Instructions for the task: Among these records, which lines include "JSON"? Copy them out.

Records from a data collection:
== Segment start ==
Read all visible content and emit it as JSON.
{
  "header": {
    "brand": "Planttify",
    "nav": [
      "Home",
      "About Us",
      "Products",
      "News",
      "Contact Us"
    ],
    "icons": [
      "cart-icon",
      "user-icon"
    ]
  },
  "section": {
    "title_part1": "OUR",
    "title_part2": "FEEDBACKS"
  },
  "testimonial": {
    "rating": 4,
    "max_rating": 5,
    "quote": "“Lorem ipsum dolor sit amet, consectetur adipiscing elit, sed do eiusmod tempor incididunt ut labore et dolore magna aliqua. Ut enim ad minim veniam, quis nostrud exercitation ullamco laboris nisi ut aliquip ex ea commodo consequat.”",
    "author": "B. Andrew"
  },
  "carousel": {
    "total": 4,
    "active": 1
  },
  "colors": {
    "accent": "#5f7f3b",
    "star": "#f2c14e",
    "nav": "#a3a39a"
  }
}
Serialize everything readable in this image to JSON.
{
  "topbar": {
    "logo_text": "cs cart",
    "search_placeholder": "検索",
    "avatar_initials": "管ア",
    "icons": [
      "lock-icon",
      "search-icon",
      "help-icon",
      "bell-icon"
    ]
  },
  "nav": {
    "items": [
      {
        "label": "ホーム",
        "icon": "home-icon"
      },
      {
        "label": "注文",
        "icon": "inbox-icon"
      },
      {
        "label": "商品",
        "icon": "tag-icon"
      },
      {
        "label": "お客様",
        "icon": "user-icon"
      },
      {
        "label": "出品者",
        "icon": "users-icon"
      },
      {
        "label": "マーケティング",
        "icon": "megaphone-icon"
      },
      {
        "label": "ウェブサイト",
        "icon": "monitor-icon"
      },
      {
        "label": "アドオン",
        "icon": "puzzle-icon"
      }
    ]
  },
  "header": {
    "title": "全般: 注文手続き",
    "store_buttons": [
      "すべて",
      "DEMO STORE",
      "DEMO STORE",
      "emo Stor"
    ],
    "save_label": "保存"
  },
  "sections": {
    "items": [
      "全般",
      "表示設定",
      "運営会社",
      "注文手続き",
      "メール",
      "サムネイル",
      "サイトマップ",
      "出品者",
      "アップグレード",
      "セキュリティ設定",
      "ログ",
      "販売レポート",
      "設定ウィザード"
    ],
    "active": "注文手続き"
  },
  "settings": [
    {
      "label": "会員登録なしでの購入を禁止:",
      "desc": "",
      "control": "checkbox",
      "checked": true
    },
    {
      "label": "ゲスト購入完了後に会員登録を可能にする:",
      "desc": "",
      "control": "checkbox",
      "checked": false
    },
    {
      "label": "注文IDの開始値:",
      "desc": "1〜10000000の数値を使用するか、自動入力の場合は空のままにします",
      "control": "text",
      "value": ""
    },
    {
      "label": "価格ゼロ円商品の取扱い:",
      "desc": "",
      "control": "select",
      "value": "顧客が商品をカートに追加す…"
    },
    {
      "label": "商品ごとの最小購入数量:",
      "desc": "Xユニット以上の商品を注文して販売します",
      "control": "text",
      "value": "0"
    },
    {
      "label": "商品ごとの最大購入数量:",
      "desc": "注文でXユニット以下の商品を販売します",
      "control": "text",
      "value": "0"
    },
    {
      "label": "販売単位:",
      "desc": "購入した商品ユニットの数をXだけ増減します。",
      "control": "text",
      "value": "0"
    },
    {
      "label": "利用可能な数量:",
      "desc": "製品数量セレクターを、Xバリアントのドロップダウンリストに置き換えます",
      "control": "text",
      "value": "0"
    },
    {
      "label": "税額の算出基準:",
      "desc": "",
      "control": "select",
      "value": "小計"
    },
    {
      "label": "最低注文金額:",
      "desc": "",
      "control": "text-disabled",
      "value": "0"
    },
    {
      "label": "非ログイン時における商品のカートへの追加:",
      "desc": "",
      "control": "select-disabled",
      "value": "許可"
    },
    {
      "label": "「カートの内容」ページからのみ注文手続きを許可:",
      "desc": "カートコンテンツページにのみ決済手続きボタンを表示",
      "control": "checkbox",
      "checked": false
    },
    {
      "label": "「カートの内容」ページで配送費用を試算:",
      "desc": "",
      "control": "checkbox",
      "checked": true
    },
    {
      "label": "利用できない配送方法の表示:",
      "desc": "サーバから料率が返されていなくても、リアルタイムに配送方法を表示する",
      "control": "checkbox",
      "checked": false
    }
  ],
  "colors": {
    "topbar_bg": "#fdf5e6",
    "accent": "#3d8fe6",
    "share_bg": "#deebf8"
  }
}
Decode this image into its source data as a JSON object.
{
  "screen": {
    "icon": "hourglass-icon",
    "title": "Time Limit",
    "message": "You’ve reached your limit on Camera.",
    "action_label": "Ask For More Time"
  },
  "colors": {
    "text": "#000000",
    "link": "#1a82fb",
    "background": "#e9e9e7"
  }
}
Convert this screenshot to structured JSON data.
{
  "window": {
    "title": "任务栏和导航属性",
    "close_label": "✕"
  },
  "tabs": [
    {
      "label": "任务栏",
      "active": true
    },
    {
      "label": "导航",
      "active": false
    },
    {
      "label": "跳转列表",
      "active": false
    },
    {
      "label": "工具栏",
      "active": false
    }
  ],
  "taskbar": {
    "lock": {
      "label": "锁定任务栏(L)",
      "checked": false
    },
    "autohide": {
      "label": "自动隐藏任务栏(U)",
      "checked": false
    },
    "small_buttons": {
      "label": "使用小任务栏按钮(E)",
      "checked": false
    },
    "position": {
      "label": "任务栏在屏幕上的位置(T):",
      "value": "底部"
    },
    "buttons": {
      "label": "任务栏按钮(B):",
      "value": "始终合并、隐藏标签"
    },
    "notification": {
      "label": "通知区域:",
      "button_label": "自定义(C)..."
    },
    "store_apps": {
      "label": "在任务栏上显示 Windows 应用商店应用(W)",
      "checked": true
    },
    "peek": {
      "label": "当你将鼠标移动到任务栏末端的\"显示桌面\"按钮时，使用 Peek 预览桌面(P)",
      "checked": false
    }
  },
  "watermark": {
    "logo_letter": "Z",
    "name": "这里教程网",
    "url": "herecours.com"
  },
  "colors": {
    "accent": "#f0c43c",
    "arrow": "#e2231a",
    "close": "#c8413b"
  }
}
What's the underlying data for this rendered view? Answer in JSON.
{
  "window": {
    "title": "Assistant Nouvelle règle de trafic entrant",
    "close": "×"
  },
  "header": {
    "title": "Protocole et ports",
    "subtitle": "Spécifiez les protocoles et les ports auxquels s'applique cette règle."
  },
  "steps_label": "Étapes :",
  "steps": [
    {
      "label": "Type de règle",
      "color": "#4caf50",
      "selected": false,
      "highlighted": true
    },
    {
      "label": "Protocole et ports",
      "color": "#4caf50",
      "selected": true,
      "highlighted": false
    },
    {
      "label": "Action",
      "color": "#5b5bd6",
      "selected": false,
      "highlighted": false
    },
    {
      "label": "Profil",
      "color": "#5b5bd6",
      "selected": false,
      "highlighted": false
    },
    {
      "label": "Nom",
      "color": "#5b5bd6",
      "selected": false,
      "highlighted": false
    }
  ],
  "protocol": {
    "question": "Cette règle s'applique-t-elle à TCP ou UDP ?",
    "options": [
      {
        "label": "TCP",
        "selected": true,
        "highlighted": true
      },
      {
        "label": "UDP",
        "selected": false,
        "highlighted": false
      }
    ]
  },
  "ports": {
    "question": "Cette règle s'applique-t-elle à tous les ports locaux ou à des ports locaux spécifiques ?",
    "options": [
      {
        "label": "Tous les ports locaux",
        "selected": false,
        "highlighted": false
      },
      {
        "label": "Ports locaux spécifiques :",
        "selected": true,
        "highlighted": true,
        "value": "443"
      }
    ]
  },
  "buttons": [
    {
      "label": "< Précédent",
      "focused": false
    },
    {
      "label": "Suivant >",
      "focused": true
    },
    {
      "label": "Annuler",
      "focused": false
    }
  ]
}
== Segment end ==
Finished task:
Read all visible content and emit it as JSON.
Serialize everything readable in this image to JSON.
Decode this image into its source data as a JSON object.
Convert this screenshot to structured JSON data.
What's the underlying data for this rendered view? Answer in JSON.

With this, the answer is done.